“The administration’s decision to announce a tax on every product coming from China puts America’s entire economy at risk,” the Retail Industry Leaders Association said in a statement. “Americans’ entire shopping cart will get more expensive.”
Trump’s tariffs are meant to put pressure on China in trade negotiations. The two countries have held 11 rounds of talks over American allegations that China steals technology, forces foreign companies to hand over trade secrets and unfairly subsidizes its own companies in a push to challenge U.S. technological dominance.
The Office of the U.S. Trade Representative on Monday published a list of 3,805 products that could be hit for the first time with 25% tariffs. The list includes things like tuna, pacifiers, saw blades, flashlights, door chimes, billiard balls and golf carts.

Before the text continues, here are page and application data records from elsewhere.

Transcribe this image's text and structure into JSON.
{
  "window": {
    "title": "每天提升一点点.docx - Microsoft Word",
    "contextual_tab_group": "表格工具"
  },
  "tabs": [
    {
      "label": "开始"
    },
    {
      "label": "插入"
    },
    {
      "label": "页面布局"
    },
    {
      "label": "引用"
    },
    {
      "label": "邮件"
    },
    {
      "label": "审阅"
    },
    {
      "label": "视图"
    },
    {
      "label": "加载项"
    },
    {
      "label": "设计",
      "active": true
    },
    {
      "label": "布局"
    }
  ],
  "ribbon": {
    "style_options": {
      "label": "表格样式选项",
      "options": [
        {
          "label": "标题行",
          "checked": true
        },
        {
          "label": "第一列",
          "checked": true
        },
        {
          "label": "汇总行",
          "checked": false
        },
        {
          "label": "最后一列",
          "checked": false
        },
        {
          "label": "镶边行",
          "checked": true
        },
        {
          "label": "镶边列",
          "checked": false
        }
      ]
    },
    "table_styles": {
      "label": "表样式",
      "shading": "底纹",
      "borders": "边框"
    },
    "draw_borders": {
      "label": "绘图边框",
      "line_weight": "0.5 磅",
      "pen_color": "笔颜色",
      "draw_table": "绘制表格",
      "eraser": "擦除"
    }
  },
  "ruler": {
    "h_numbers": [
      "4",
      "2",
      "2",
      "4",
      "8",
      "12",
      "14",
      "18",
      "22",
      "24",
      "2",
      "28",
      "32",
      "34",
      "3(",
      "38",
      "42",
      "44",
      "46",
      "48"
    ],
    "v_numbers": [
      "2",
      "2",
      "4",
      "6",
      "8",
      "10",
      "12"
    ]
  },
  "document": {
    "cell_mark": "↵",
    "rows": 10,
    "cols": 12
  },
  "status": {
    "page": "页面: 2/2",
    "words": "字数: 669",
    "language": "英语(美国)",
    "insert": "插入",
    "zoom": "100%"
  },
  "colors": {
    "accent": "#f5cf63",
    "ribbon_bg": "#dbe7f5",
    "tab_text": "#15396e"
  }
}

It excludes pharmaceuticals and rare-earth minerals used in electronics and batteries.
San Francisco bans police use of face recognition technology
SAN FRANCISCO — San Francisco supervisors voted Tuesday to ban the use of facial recognition software by police and other city departments, becoming the first U.S. city to outlaw a rapidly developing technology that has alarmed privacy and civil liberties advocates.
The ban is part of broader legislation that requires city departments to establish use policies and obtain board approval for surveillance technology they want to purchase or are using at present. Several other local governments require departments to disclose and seek approval for surveillance technology.
“This is really about saying: ‘We can have security without being a security state. We can have good policing without being a police state.’ And part of that is building trust with the community based on good community information, not on Big Brother technology,” said Supervisor Aaron Peskin, who championed the legislation.
Synagogue shooting suspect pleads not guilty to hate crimes
SAN DIEGO — The man suspected of killing a woman in a shooting at a Southern California synagogue pleaded not guilty to federal hate crime charges Tuesday.
The suspect spoke twice during the brief hearing — to acknowledge his name and to say he agreed with his court-appointed attorney’s decision against seeking bail.
The suspect, 19, is charged with bursting into the Chabad of Poway synagogue on April 27 and opening fire with an assault rifle, killing one and injuring three.
Peter Ko, an assistant U.S. attorney, told the judge that the government had not decided whether to seek the death penalty.
By wire sources